- **SUPPLIED RECORDS**:
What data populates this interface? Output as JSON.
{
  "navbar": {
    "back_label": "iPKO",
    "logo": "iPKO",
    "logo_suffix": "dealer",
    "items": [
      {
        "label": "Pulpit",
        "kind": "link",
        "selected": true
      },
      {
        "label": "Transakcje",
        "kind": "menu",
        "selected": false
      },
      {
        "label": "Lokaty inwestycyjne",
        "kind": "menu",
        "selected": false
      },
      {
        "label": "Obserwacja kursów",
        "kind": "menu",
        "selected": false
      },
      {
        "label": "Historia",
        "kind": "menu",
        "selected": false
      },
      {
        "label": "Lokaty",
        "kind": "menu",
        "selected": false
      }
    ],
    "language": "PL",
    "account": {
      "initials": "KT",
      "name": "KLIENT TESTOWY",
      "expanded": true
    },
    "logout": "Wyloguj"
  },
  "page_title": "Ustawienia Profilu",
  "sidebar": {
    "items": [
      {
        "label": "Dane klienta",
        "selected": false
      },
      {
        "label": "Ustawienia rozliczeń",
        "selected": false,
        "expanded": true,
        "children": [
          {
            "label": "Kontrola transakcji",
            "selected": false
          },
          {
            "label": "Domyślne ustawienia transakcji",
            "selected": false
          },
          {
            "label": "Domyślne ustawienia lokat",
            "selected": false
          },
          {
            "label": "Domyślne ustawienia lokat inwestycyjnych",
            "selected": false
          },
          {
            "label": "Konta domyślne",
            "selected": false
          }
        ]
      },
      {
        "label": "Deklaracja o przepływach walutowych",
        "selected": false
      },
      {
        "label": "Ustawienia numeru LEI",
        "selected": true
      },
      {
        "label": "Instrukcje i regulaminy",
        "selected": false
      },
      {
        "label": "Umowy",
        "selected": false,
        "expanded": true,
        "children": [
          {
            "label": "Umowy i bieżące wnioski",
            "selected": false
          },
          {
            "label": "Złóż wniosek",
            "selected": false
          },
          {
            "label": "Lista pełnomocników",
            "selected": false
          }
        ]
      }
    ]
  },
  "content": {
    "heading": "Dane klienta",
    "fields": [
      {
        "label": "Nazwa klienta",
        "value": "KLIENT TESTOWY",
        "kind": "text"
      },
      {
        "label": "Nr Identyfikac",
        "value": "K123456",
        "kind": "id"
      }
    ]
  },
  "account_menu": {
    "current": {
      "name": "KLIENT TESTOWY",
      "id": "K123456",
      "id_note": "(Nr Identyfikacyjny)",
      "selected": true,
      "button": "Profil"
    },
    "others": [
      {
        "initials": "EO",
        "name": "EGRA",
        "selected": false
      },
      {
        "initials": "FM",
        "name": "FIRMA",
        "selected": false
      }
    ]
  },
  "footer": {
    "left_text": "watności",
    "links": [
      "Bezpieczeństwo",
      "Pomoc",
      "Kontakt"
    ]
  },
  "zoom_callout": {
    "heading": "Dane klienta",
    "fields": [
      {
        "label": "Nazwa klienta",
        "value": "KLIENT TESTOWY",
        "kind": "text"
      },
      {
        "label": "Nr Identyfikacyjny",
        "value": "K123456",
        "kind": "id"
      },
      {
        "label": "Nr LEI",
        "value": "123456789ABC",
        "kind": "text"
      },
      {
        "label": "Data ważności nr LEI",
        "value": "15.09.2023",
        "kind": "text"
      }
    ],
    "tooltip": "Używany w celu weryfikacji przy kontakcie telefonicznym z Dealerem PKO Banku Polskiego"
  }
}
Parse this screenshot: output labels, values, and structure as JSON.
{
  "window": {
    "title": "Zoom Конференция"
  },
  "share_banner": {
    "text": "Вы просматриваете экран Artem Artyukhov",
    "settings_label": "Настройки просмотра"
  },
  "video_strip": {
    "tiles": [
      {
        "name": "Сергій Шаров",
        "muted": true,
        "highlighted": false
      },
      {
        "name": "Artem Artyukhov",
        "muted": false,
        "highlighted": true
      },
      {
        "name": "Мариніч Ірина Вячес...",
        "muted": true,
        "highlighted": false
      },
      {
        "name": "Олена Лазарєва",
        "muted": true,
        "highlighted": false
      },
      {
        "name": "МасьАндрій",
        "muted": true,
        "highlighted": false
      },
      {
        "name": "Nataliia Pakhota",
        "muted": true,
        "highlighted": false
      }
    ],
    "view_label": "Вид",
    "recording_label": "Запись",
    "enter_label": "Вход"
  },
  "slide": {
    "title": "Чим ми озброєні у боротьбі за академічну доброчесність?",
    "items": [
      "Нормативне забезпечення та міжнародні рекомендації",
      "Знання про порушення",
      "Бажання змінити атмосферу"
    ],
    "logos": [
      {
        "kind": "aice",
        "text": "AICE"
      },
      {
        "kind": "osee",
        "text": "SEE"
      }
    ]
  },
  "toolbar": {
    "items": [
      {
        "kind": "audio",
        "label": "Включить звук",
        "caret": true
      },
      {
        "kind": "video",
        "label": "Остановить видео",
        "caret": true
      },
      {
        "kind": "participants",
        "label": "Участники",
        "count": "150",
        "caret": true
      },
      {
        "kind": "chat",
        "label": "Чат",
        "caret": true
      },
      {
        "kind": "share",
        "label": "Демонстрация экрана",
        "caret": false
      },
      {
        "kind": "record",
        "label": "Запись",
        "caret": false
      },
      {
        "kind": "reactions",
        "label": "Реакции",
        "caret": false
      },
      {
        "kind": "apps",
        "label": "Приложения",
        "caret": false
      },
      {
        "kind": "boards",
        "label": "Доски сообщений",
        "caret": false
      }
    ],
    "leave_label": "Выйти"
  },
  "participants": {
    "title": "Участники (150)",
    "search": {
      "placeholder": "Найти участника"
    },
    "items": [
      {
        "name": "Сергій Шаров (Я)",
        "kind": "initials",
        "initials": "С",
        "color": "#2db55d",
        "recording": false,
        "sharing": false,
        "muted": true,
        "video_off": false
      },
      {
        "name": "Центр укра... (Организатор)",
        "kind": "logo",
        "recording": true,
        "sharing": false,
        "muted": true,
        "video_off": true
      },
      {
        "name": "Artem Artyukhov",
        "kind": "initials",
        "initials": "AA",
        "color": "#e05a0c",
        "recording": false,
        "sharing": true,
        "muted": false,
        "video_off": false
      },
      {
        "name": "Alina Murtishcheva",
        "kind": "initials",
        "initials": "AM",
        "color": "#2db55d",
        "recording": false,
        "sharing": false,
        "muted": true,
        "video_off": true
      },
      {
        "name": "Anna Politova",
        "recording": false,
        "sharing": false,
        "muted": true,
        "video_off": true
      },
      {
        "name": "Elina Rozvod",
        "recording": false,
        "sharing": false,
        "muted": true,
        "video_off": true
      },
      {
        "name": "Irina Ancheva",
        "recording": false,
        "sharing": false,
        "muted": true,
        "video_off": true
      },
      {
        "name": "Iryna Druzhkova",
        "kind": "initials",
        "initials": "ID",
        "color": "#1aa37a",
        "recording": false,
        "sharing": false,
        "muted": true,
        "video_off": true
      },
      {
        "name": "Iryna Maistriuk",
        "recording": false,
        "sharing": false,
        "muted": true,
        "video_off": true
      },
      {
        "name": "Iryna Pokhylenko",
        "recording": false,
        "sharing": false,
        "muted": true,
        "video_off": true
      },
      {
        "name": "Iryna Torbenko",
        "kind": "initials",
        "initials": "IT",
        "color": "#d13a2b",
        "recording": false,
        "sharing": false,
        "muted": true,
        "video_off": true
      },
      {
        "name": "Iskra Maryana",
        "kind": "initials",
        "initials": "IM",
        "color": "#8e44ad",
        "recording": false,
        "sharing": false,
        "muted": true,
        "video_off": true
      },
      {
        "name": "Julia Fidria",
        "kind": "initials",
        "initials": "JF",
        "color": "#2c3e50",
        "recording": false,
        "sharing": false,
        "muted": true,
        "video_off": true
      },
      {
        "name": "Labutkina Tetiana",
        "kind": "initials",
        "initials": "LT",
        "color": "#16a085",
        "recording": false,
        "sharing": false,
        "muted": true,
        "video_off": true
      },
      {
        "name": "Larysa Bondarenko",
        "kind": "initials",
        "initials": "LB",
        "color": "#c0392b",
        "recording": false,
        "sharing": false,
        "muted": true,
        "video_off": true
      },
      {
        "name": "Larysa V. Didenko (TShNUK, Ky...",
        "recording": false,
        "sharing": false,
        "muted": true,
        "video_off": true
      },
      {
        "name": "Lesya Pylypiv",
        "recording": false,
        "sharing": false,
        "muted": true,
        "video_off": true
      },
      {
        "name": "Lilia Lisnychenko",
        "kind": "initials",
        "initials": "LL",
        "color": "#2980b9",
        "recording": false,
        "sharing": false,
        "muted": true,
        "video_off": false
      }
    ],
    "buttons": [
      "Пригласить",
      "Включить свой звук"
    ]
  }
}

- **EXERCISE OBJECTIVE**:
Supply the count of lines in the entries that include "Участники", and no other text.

- **SOLUTION**:
2